Arroyo Seco Music Festival.Their wedding-flower business is also starting to thrive, due to the fact that flowers purchased from the program are tax-deductible. One satisfied customer on the wedding front is Hollie Loson, a Pasadena resident who had her flowers supplied by the Ranch for her 2014 wedding. She was so impressed by the results that this past January she joined the Ranch team as a part-time marketing advisor to help them expand their reach and orchestrated a special showcase for wedding industry professionals and event spaces at the school in April. “Over the last couple of years, they’ve been hired to do a lot of events and Mud was tapped out by all the hats he was wearing, so they took me on to sell packages for the students,” says Loson. “I have a history in sales, and I talk to the brides, we invite them to the Ranch, and they have a meeting with our lead student designer. We talk about their inspiration, look at photos and if they hire us, we execute whatever is in their floral package on the day of the wedding.” While the focus on flowers puts the students in contact with a broad array of local businesses and puts money in their pockets, the program has impacted one particular student in a much greater way. Manny Garcia started with the program in 2013, and found he enjoyed it so much that he became the lead floral designer. He continues to work with the program now, while studying general-education requirements at Pasadena City College en route to attending a landscape architecture program in Oregon that will be funded by one of the clients he impressed through his work on the Ranch. “I was getting in trouble regularly at school and was told I was failing and wasn’t going to graduate,” Garcia recalls. “I was referred to this agriculture class to get an easy A and boost my GPA, but I really liked it and Mud taught me everything I know. I like that this is peaceful, and lets me get away from the usual routine I have at home. I love how the flowers don’t talk back. It’s relaxing. Garcia also notes that the entrepreneurial aspects of the Ranch have proven invaluable. “The program helps students gain some knowledge of real-life applications rather than McDonald’s or Jack in the Box, where they’ll wind up working if they don’t pay attention in class,” says Garcia. “A lot of people say just start somewhere, but entrepreneurship really opens their eyes to see if they sink or swim or not. You learn by doing in the real world, and this is a place where they can do it.” ...May 7, 2017

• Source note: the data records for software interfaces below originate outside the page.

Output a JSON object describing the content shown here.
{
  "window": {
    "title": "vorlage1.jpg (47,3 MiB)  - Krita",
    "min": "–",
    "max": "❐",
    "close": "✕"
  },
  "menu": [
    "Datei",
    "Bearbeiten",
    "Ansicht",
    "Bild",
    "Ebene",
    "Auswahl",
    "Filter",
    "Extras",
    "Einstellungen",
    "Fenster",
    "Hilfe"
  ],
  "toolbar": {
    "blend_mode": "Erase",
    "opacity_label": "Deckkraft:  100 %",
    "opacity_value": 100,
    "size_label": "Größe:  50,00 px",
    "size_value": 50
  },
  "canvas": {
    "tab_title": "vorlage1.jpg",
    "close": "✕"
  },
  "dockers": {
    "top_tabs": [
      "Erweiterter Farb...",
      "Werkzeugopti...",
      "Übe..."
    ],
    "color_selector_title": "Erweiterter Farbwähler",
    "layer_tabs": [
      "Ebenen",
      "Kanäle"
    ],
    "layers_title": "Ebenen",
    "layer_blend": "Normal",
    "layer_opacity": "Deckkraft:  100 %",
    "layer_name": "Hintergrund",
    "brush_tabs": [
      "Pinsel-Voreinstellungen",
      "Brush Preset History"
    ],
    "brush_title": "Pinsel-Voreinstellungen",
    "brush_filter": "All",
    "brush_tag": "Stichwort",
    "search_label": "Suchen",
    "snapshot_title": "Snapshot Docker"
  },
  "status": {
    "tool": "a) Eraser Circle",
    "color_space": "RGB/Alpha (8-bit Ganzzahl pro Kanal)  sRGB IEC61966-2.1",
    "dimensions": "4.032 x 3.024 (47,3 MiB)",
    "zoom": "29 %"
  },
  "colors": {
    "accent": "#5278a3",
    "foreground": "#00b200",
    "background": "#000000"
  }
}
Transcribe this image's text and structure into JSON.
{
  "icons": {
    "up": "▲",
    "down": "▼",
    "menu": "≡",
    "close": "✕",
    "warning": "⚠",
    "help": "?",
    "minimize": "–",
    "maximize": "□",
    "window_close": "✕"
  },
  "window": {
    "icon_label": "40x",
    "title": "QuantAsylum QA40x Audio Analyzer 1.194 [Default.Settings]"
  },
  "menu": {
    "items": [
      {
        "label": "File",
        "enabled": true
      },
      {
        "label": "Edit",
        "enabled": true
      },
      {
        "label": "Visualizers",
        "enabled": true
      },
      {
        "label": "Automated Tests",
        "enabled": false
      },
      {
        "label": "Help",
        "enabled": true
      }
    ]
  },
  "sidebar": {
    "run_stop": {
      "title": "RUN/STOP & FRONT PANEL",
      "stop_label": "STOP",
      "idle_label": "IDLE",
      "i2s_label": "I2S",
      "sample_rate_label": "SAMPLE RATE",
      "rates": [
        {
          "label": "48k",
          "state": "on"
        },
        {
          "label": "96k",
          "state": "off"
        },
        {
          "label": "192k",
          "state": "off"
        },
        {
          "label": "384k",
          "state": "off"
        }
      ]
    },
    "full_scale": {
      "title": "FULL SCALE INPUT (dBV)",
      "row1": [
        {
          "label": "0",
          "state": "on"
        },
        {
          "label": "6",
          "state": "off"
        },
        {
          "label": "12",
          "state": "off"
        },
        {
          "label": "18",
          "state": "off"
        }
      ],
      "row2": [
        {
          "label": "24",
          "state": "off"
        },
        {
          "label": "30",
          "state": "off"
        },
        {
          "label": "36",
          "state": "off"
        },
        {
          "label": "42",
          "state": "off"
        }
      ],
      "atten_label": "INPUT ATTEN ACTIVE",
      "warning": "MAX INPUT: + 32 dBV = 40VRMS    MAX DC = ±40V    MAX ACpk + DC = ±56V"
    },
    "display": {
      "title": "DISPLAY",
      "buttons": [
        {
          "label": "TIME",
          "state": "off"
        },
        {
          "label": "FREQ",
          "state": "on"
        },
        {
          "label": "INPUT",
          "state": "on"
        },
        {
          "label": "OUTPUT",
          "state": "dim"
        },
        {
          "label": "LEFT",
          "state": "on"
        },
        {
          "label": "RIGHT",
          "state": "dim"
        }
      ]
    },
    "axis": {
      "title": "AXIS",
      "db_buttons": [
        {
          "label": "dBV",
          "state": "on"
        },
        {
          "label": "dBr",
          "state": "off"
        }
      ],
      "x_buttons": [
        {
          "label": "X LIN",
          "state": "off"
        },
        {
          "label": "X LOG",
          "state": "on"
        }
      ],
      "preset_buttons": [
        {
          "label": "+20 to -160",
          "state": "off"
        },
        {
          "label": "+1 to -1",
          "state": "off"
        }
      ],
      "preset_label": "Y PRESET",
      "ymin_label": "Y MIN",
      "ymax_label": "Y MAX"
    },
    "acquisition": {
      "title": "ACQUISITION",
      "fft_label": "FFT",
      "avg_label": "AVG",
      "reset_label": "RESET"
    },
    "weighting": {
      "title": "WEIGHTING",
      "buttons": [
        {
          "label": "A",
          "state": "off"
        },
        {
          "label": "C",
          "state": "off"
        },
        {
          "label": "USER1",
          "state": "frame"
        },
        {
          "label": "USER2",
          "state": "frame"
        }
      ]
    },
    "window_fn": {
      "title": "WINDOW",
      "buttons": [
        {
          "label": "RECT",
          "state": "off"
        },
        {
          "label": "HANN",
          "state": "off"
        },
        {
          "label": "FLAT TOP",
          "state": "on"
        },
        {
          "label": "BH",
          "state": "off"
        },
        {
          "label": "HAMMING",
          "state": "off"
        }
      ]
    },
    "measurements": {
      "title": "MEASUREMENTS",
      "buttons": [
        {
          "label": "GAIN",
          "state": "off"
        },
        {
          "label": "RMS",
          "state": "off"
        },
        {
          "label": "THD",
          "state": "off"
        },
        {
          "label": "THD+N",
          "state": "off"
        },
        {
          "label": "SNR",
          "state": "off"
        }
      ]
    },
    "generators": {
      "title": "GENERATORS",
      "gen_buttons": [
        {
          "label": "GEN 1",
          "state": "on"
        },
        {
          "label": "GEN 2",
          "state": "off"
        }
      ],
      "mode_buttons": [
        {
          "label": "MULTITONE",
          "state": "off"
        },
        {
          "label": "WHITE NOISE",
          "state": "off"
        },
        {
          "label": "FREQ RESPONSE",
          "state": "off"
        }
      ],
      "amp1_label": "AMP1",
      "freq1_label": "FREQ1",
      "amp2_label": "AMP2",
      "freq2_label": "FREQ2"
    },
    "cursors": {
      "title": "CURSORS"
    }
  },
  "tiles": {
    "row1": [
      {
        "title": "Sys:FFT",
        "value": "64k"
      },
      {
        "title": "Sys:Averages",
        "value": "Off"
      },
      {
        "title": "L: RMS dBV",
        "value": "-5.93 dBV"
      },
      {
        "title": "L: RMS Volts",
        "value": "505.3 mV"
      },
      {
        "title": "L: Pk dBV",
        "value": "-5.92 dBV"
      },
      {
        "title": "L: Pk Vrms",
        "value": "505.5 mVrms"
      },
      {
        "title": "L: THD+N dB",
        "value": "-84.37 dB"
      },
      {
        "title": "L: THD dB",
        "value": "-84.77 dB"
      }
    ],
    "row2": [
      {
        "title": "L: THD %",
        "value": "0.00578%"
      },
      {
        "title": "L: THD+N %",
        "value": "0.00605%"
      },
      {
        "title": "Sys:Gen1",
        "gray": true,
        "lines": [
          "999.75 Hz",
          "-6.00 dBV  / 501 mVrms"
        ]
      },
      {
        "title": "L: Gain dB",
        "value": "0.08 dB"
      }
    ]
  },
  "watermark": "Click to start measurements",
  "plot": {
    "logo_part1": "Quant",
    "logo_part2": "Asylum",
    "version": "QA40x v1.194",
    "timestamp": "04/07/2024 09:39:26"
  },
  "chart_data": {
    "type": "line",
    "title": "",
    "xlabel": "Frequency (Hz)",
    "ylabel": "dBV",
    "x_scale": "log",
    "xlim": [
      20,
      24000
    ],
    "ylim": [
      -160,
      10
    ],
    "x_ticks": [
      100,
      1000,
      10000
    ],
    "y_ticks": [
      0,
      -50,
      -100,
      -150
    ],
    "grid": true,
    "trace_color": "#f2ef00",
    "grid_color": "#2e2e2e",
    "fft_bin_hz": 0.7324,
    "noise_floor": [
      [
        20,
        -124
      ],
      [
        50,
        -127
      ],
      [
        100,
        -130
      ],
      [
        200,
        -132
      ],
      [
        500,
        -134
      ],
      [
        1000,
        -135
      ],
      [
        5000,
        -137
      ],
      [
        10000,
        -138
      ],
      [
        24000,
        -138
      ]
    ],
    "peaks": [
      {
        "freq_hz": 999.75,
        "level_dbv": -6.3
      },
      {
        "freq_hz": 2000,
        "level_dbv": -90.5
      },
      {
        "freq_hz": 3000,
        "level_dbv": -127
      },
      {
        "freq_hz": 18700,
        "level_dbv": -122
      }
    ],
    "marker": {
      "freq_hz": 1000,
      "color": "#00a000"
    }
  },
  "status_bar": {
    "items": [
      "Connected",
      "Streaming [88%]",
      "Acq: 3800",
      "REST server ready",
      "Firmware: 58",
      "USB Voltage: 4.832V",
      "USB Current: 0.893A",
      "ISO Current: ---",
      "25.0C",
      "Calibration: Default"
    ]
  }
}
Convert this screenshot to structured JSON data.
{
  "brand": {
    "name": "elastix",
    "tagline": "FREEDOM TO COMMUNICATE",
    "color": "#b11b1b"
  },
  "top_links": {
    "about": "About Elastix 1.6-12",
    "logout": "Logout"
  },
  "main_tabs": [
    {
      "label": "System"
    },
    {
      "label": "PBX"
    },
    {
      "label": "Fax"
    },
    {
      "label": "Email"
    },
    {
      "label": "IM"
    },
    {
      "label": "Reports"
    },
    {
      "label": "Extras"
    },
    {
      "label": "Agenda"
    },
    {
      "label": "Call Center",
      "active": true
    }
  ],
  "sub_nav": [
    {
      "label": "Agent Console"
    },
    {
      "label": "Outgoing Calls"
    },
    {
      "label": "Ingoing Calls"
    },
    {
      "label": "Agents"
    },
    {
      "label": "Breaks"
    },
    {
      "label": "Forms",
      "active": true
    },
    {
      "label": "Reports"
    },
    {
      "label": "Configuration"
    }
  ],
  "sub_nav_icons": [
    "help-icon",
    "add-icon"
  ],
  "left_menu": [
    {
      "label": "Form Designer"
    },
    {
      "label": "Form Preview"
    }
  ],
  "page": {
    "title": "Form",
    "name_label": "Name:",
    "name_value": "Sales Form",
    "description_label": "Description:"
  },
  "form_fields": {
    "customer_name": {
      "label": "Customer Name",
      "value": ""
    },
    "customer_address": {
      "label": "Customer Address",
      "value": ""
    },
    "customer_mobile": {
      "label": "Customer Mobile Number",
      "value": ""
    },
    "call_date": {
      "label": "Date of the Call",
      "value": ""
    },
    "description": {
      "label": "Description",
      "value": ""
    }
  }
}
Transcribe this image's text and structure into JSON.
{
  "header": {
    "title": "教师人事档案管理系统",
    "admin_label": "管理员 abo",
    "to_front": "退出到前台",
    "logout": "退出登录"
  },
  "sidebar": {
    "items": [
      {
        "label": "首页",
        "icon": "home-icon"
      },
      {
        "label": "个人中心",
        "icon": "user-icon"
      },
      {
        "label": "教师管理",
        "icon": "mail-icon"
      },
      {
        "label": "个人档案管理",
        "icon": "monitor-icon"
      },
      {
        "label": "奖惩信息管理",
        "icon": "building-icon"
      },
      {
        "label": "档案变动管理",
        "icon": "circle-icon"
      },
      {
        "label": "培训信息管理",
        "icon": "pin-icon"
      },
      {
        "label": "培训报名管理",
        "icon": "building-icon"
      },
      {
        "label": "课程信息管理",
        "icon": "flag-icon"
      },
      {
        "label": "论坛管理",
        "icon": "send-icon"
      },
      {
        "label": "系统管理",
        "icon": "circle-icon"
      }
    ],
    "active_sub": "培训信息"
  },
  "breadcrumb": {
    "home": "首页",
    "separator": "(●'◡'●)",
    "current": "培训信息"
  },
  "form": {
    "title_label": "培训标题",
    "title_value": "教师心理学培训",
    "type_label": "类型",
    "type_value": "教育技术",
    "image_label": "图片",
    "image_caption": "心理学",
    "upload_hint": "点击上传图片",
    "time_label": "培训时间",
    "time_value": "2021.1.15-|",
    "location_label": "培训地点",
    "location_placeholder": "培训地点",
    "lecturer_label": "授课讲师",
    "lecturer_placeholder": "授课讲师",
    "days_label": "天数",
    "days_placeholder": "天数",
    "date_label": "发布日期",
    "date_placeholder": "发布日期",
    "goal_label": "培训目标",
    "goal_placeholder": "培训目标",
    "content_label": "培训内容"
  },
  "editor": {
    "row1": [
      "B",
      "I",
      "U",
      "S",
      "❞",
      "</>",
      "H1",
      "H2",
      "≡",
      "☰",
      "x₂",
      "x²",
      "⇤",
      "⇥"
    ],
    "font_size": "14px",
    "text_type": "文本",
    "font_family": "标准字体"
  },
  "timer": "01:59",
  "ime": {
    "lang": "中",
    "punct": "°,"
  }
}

Movement pushes local, American Grown flowers
Benno Dobbe, Dutch immigrant and owner of Holland America Flowers in Woodland since 1982, established a second location in Arroyo Grande, California in 1986. He serves as a board member of the California Cut Flower Commission (CCFC).“Most people in the U.S. do not know where their flowers are coming from,” Dobbe said. “Statistics indicate that 80 percent of all cut flowers bought by customers in the U.S. are coming from other countries. When I came to this country in the early 80’s it was the other way around.”Armed with this information, Dobbe and his fellow board members launched the American Grown campaign. A Certified American Grown Flowers identifying logo was created to grace the protective sleeves of all cut flowers that meet the standard. It communicates to the consumer that the flowers and foliage are grown in the U.S. by American farmers and that all ingredients in mixed bouquets are 100 percent grown and assembled in the U.S.As the program gains support, more and more American Grown sleeves are being seen throughout flowers shops and even the flower departments of larger grocery chains.Another key piece in the awareness process is to bring the story of U.S. flower growers to the attention of lawmakers who can have a significant impact on promoting American Grown flowers.Also sitting on the CCFC Governmental Relations Committee, as chair, Dobbe and his fellow committee members have been lobbying Washington D.C. representatives and secured Clark County’s own Jaime Herrera Beutler (R-Camas) to become one of the first four co-chairs of the Congressional Flower Caucus back in 2014.Since then, support has gr...